Take the 2-minute tour ×
Stack Overflow is a question and answer site for professional and enthusiast programmers. It's 100% free, no registration required.

I'm using util.control.Exception.catching to convert internal exceptions into an exception type specific to my library:

import util.control.Exception._

abstract class MyException extends Exception

case class ErrorOccurredDuringFoo(e : Exception) extends MyException

def foo : Foo = {
    catching(classOf[Exception]) either { fooInternals } match {
        case Left(e) => throw ErrorOccurredDuringFoo(e)
        case Right(v) => v

Unfortunately, this doesn't work. Applying the Catch returned by either doesn't return Either[Exception,Foo], it returns Either[Throwable,Foo]. But I've already told catching I want it to catch only subtypes of Exception, not all Throwables, and internally it's already matched an Exception.

Am I using this correctly? Is there no way I can convince catching to return the exception it catches as an instance of the class of exceptions I asked it to catch? Is my best bet to just add a redundant asInstanceOf[Exception]? I'd rather not if I can avoid it, as the catching instance could logically be created elsewhere, and I'd like to get a compile error if I one day change it to catching[Throwable] without changing ErrorOccurredDuringFoo, not a runtime error when the cast to Exception fails.

share|improve this question

2 Answers 2

up vote 4 down vote accepted

Catch isn't parameterised on Throwable, only on the result type. The only way to downcast the Throwable type is with the mkCatcher method:

val c = catching[Foo](
    (t: Throwable) => t.getClass == classOf[MyException],
    (e: MyException) => throw new ErrorOccurredDuringFoo(e)))

But, Catch takes a Catcher[T] – which is really just an alias for a PartialFunction[Throwable, T].

As a case statement is a PartialFunction we can use pattern matching:

val c: Catcher[Foo] = {
  case e: MyException => throw new ErrorOccurredDuringFoo(e)
share|improve this answer
Thanks!
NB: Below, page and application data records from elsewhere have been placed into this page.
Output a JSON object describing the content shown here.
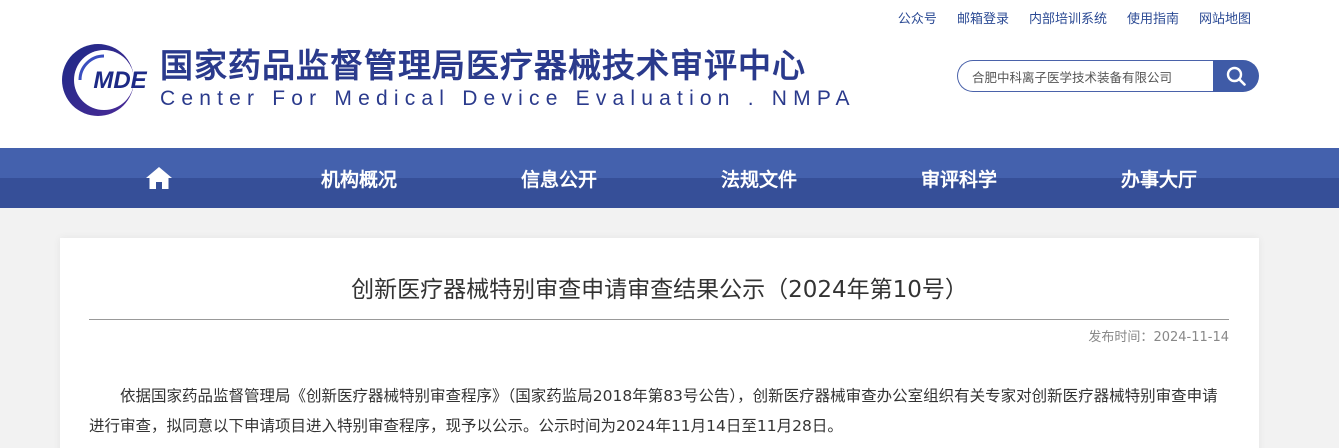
{
  "header": {
    "top_links": [
      "公众号",
      "邮箱登录",
      "内部培训系统",
      "使用指南",
      "网站地图"
    ],
    "logo_text": "MDE",
    "site_title": "国家药品监督管理局医疗器械技术审评中心",
    "site_subtitle": "Center For Medical Device Evaluation . NMPA",
    "search": {
      "value": "合肥中科离子医学技术装备有限公司",
      "icon": "search-icon"
    }
  },
  "nav": {
    "home_icon": "home-icon",
    "items": [
      "机构概况",
      "信息公开",
      "法规文件",
      "审评科学",
      "办事大厅"
    ]
  },
  "article": {
    "title": "创新医疗器械特别审查申请审查结果公示（2024年第10号）",
    "date_label": "发布时间：",
    "date": "2024-11-14",
    "body": "依据国家药品监督管理局《创新医疗器械特别审查程序》（国家药监局2018年第83号公告），创新医疗器械审查办公室组织有关专家对创新医疗器械特别审查申请进行审查，拟同意以下申请项目进入特别审查程序，现予以公示。公示时间为2024年11月14日至11月28日。"
  },
  "colors": {
    "brand": "#2a3a8c",
    "nav_top": "#4461ad",
    "nav_bottom": "#364f98",
    "search_button": "#3f5ba7"
  }
}
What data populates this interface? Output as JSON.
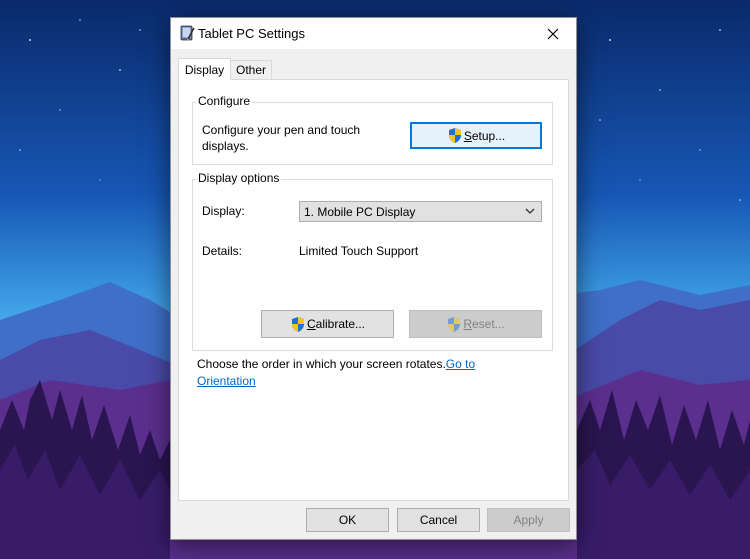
{
  "dialog": {
    "title": "Tablet PC Settings",
    "tabs": [
      {
        "label": "Display",
        "active": true
      },
      {
        "label": "Other",
        "active": false
      }
    ]
  },
  "configure": {
    "caption": "Configure",
    "description_line1": "Configure your pen and touch",
    "description_line2": "displays.",
    "setup_button": {
      "underline": "S",
      "rest": "etup..."
    }
  },
  "display_options": {
    "caption": "Display options",
    "display_label": "Display:",
    "display_value": "1. Mobile PC Display",
    "details_label": "Details:",
    "details_value": "Limited Touch Support",
    "calibrate_button": {
      "underline": "C",
      "rest": "alibrate..."
    },
    "reset_button": {
      "underline": "R",
      "rest": "eset..."
    }
  },
  "rotation": {
    "text": "Choose the order in which your screen rotates.",
    "link_part1": "Go to",
    "link_part2": "Orientation"
  },
  "footer": {
    "ok": "OK",
    "cancel": "Cancel",
    "apply": "Apply"
  },
  "colors": {
    "accent": "#0078d7",
    "link": "#0066cc",
    "dialog_bg": "#f0f0f0",
    "disabled_text": "#838383"
  },
  "icons": [
    "tablet-pc-settings-icon",
    "close-icon",
    "uac-shield-icon",
    "chevron-down-icon"
  ]
}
That ends up much nicer. –  Ben Sep 13 '11 at 5:46

You could write it like this:

def foo : Foo = {
    catching(classOf[Exception]) either { fooInternals } match {
        case Left(e: Exception) => throw ErrorOccurredDuringFoo(e)
        case Right(v) => v

It is interesting that it doesn't complain about missing cases.

share|improve this answer
That is interesting. Presumably though it ends up equivalent to a runtime downcast though, in that if classOf[Exception] is changed to classOf[Throwable] the compiler won't statically know that case Left(e: Exception) is wrong, and the result will be a runtime match error. –  Ben Sep 13 '11 at 23:15

Your Answer


By posting your answer, you agree to the privacy policy and terms of service.

Not the answer you're looking for? Browse other questions tagged or ask your own question.